**WORK TASK:** Among the records below, find each line containing the word "daki" and copy it.

[MATERIAL TO PROCESS — start]

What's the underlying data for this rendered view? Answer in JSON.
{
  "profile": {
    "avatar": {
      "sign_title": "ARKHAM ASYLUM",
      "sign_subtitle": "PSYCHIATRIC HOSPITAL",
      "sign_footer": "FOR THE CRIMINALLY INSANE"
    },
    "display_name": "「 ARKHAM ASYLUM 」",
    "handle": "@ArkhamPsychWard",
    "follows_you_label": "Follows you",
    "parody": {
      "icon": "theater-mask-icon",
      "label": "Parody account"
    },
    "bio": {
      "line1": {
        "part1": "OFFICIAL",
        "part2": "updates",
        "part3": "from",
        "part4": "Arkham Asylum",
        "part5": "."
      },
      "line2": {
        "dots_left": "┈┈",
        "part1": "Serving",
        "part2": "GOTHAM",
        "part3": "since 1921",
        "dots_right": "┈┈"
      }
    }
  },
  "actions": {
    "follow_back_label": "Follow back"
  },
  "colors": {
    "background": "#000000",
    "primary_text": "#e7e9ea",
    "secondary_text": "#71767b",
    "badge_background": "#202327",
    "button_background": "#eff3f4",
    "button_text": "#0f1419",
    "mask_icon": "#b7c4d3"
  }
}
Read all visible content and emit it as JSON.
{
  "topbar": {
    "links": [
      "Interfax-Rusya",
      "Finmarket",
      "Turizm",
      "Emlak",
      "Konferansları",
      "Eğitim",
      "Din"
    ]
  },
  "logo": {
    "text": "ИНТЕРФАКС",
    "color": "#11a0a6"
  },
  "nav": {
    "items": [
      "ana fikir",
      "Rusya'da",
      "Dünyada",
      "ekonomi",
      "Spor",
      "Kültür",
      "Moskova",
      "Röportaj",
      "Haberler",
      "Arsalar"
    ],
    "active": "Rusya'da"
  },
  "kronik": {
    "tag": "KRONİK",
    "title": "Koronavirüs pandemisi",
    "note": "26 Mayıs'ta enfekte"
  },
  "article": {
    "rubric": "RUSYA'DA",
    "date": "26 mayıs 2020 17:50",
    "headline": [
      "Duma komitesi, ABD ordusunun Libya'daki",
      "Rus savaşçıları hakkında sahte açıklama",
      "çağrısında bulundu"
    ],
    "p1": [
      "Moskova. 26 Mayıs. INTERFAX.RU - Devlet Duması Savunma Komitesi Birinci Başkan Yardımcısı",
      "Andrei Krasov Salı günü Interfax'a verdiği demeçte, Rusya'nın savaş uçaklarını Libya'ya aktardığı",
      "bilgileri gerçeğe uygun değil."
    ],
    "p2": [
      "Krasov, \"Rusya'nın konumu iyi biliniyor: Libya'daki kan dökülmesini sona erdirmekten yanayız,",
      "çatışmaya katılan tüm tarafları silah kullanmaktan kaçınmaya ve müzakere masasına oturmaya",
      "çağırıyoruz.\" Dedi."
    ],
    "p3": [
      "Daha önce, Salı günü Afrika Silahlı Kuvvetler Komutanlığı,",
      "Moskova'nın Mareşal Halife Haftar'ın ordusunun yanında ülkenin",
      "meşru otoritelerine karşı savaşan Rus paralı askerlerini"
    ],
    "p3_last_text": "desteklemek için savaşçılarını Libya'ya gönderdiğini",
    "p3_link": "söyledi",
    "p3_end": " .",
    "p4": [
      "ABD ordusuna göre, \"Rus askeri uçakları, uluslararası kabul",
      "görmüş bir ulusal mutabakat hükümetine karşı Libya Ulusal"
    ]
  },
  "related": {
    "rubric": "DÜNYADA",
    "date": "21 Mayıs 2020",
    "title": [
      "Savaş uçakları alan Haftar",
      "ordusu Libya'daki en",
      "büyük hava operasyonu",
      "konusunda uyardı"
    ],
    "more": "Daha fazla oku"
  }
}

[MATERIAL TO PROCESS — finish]

**SOLUTION TO THIS EXERCISE:**
      "Duma komitesi, ABD ordusunun Libya'daki",
      "Krasov, \"Rusya'nın konumu iyi biliniyor: Libya'daki kan dökülmesini sona erdirmekten yanayız,",
      "ordusu Libya'daki en",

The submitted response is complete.